**ABOUT THIS TASK:** Output the data exactly, with every line intact.
>>>>
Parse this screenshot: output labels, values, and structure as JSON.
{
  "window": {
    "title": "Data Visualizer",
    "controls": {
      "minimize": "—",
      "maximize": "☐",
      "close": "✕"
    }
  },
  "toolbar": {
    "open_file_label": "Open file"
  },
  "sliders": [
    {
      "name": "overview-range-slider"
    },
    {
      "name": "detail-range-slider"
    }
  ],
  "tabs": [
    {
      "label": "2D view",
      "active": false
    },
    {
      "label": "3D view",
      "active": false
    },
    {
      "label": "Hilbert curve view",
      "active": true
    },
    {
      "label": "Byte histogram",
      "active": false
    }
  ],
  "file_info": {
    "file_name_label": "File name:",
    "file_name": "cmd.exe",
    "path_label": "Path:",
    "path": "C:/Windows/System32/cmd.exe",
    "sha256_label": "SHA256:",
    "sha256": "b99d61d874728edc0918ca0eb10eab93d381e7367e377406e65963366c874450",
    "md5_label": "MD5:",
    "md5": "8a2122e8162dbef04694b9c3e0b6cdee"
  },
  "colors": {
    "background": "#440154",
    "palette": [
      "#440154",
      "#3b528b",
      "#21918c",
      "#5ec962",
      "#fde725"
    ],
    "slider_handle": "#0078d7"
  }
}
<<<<
**ANSWER TO THIS EXERCISE:**
Parse this screenshot: output labels, values, and structure as JSON.
{
  "window": {
    "title": "Data Visualizer",
    "controls": {
      "minimize": "—",
      "maximize": "☐",
      "close": "✕"
    }
  },
  "toolbar": {
    "open_file_label": "Open file"
  },
  "sliders": [
    {
      "name": "overview-range-slider"
    },
    {
      "name": "detail-range-slider"
    }
  ],
  "tabs": [
    {
      "label": "2D view",
      "active": false
    },
    {
      "label": "3D view",
      "active": false
    },
    {
      "label": "Hilbert curve view",
      "active": true
    },
    {
      "label": "Byte histogram",
      "active": false
    }
  ],
  "file_info": {
    "file_name_label": "File name:",
    "file_name": "cmd.exe",
    "path_label": "Path:",
    "path": "C:/Windows/System32/cmd.exe",
    "sha256_label": "SHA256:",
    "sha256": "b99d61d874728edc0918ca0eb10eab93d381e7367e377406e65963366c874450",
    "md5_label": "MD5:",
    "md5": "8a2122e8162dbef04694b9c3e0b6cdee"
  },
  "colors": {
    "background": "#440154",
    "palette": [
      "#440154",
      "#3b528b",
      "#21918c",
      "#5ec962",
      "#fde725"
    ],
    "slider_handle": "#0078d7"
  }
}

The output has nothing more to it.